Mobile mapping systems (MMS) are rapidly gaining ground as a fast, accurate way to map large areas. If you’re thinking about investing in an MMS, which system you may want to use will depend on what you’re trying to accomplish. Or, in professional terms: “What’s the deliverable?”
Really, the primary determining factor for investing in any MMS that’s being advertised to you is whether the system will collect data accurate enough to achieve the requirements of your projects. But making sure you get the maximum return for your investment requires asking four key questions of any system.
1. Are the sensors calibrated to one another?
To be as effective as possible, once datasets from the sensors are placed along the trajectory (via time relationship), they can be oriented to the trajectory using calibration – or ‘lever arm’ – information. These calibrations are merely records of how each sensor is physically situated or connected to the MMS. Having properly calibrated and oriented data (LiDAR, images, etc.) allows data from various sensors to be spatially complementary to one another.
For example, in LiDAR data collection it is common to find areas of “shadowing,” or areas that were obscured from the line of sight of the scanner. However, if the LiDAR and cameras of a mobile mapping system are calibrated to one another and properly oriented to the trajectory, we can use the camera images to supplement our LiDAR dataset, enabling us to take point to point measurements, query coordinates, generate features, or infill our understanding of the space that was obscured from the LiDAR.
“Having properly calibrated and oriented data (LiDAR, images, etc.) allows data from various sensors to be spatially complementary to one another.”– Ellis
2. How flexible is the form factor?
Mobile mapping systems come in all shapes and sizes. Are you mapping an indoor space with an uneven floor and multiple sets of stairs? Maybe a handheld or backpack-based mobile mapping system makes sense. Are you mapping rail yards or crossings? A system on a high rail may be ideal. Are you mapping a roadway or riverbanks? Then you’ll most likely want something that can be mounted on a car or boat.
3. What is the system’s accuracy?
A wide variety of options can be used to capture a precise location. If the system utilizes mapping-grade GPS for establishing position, that might be fine if you were trying to create a map of air quality for a county GIS system. It’s unlikely the parts-per-million of a pollutant will vary significantly on a meter-per-meter basis. However, if you’re trying to map the beam configurations on highway overpasses for design purposes, that’s probably not going to be acceptable.

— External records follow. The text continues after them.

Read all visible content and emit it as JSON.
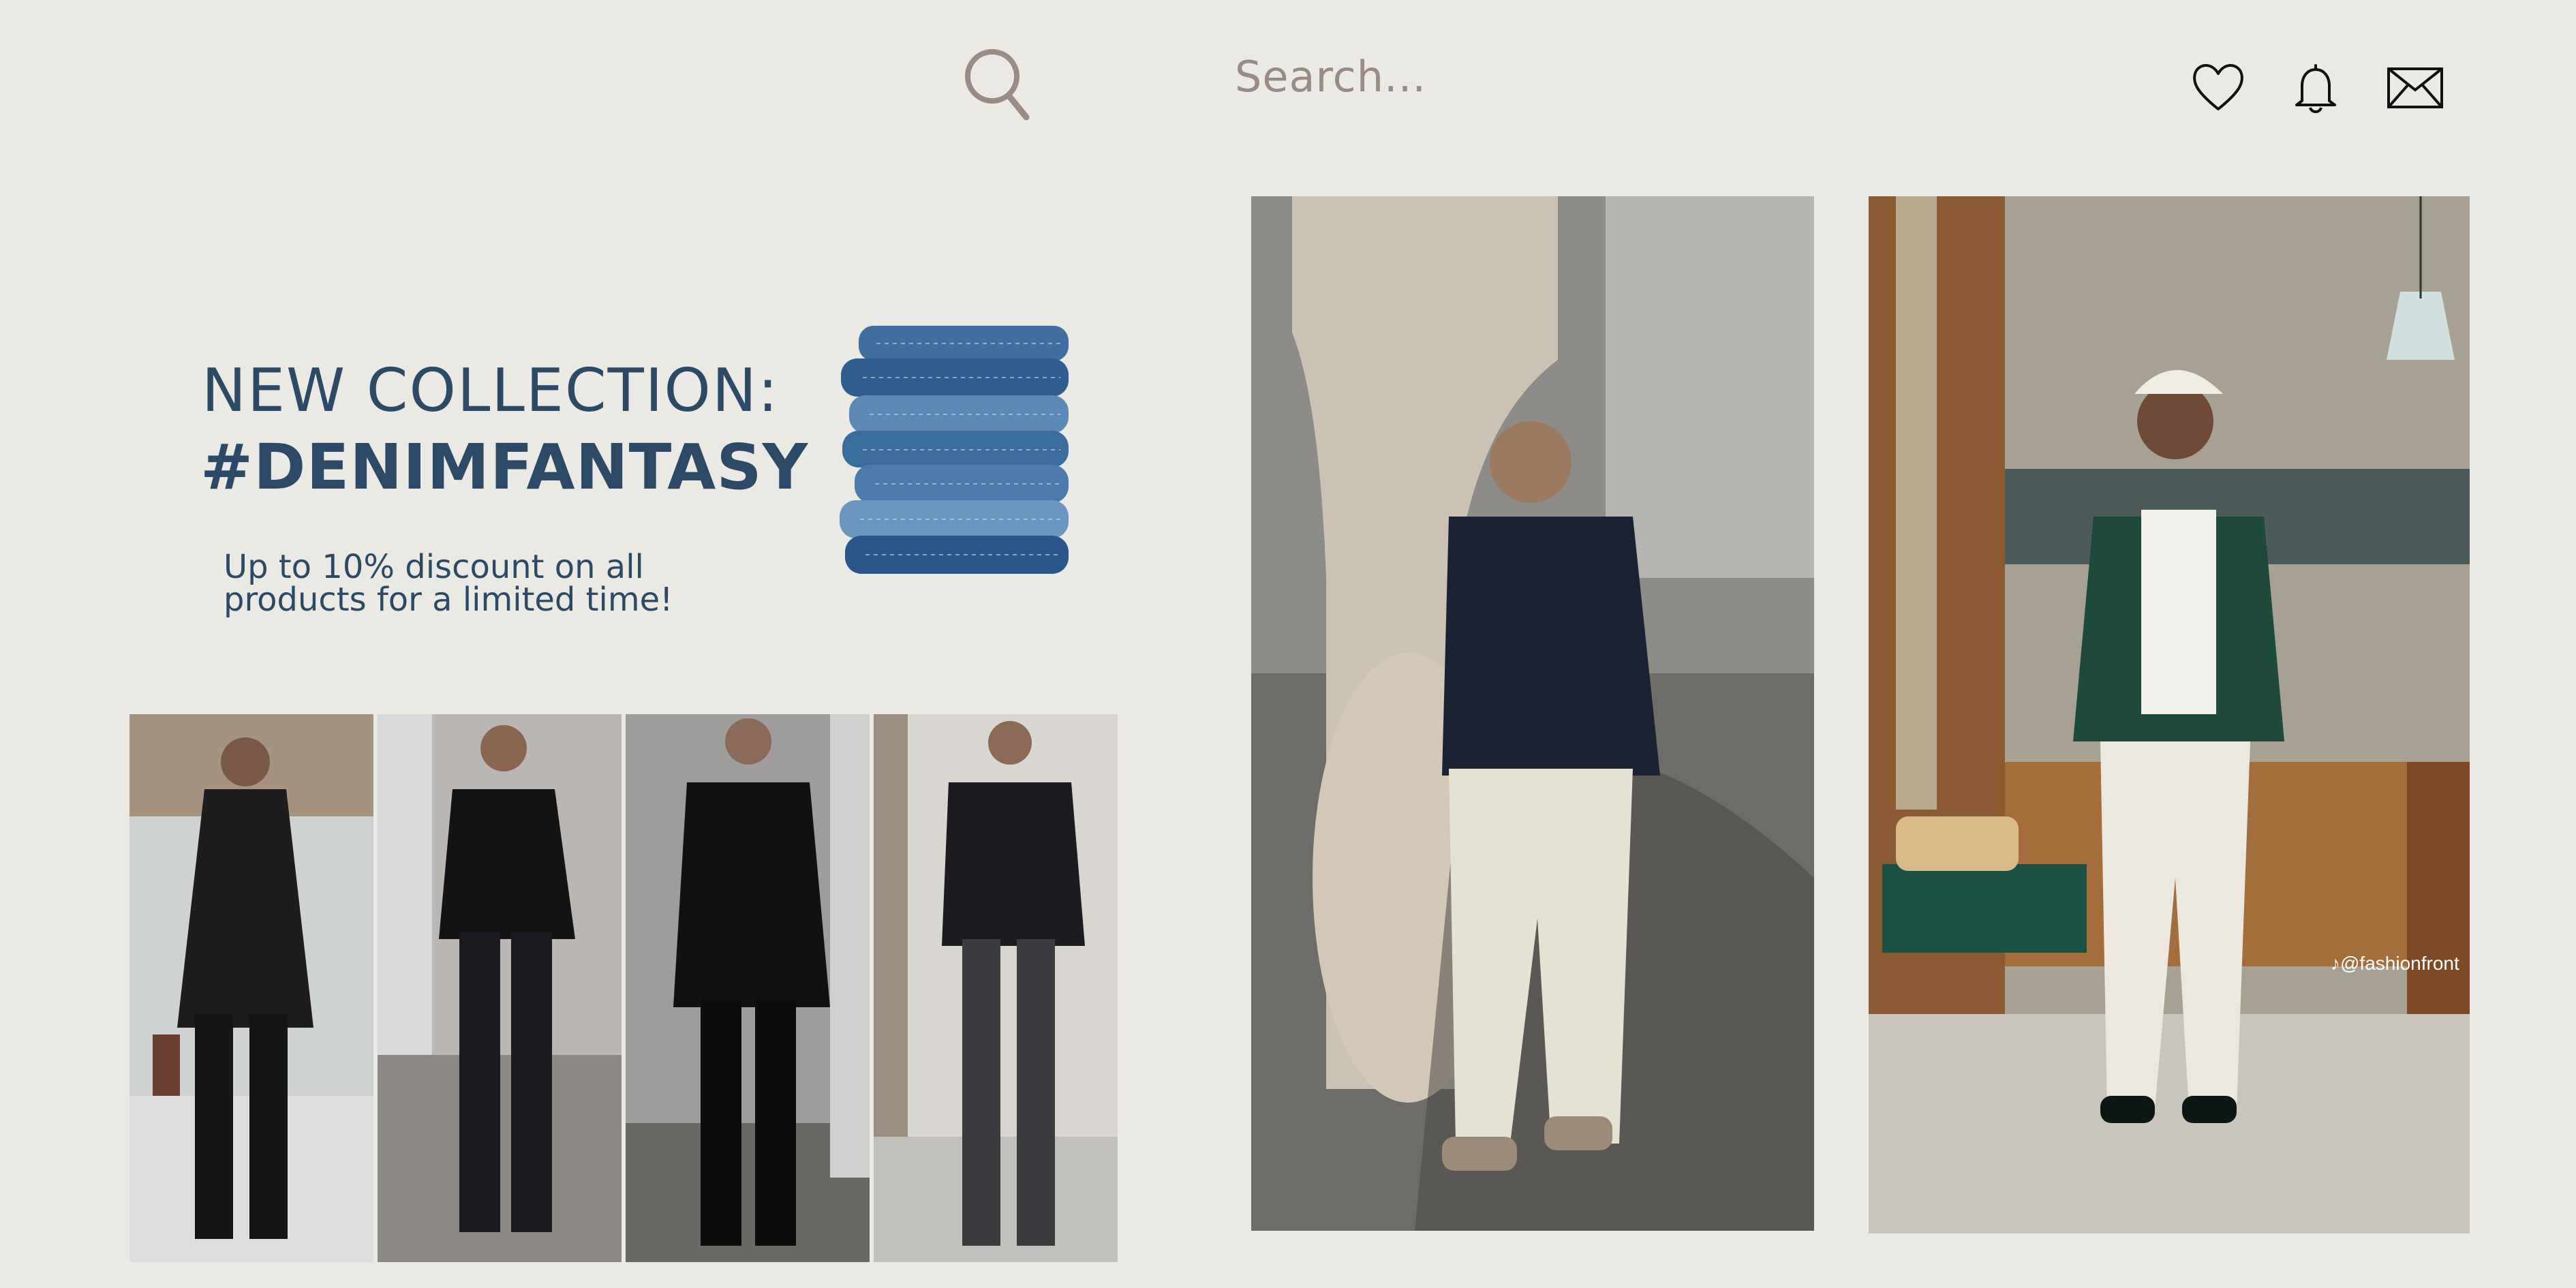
{
  "header": {
    "search": {
      "text": "Search...",
      "icon": "search-icon"
    },
    "actions": [
      {
        "name": "favorites",
        "icon": "heart-icon"
      },
      {
        "name": "notifications",
        "icon": "bell-icon"
      },
      {
        "name": "messages",
        "icon": "mail-icon"
      }
    ]
  },
  "promo": {
    "heading": "NEW COLLECTION:",
    "hashtag": "#DENIMFANTASY",
    "discount": "Up to 10% discount on all products for a limited time!"
  },
  "feature": {
    "watermark": "♪@fashionfront"
  },
  "colors": {
    "background": "#ebe9e4",
    "brand_text": "#2c4a66",
    "search_text": "#9b8b86"
  }
}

Check the system specifications for a trajectory accuracy that meets or exceeds typical project tolerances. Is sub-centimeter achievable with the system you are considering? How much time and effort does it take to achieve to that accuracy? Not all post-processing platforms are created the same, so reviewing the details of the workflow is important.
“In the expanding realm of mobile mapping, you should be looking to work with solutions that offer accuracy and flexibility.”– Ellis
4. Will the system fit within your existing workflow?
An important question when considering any MMS is whether it will fit smoothly into how you already do things, or whether you’ll have to invest in new software, new training, or new servers and workstations to incorporate it into your business operations.
The MMS might have all the field functionality you’re looking for, but if it doesn’t export the data in a way that you can work with, it will surely be a frustrating experience. Our Pegasus MMS solution is designed to complement Leica products like Cyclone, Jet-Stream, and Cloudworx, but it is also very important to us that we support software like TopoDOT and industry standard formats like e57, LAS, Autodesk ReCap, and more.
In the expanding realm of mobile mapping, you should be looking to work with solutions that offer accuracy and flexibility. These characteristics will allow you to meet or exceed the project requirements and create the necessary deliverables for a variety of different contractors and downstream consumers of data.
To talk to me or one of our other experts and learn more about mobile mapping or other surveying solutions, please contact us.
About the Author:
For over 20 years Jason Ellis has been an agent of change by way of technology and a passionate advocate of all things geospatial. Every day he works to help organizations transform their potential by exploring and implementing mobile reality capture solutions. As the North American mobile mapping sales and technical consultant for Leica Geosystems, he works closely with collaborators who are driving reality capture and helping to shape the landscape of the industry. Follow Jason on LinkedIn.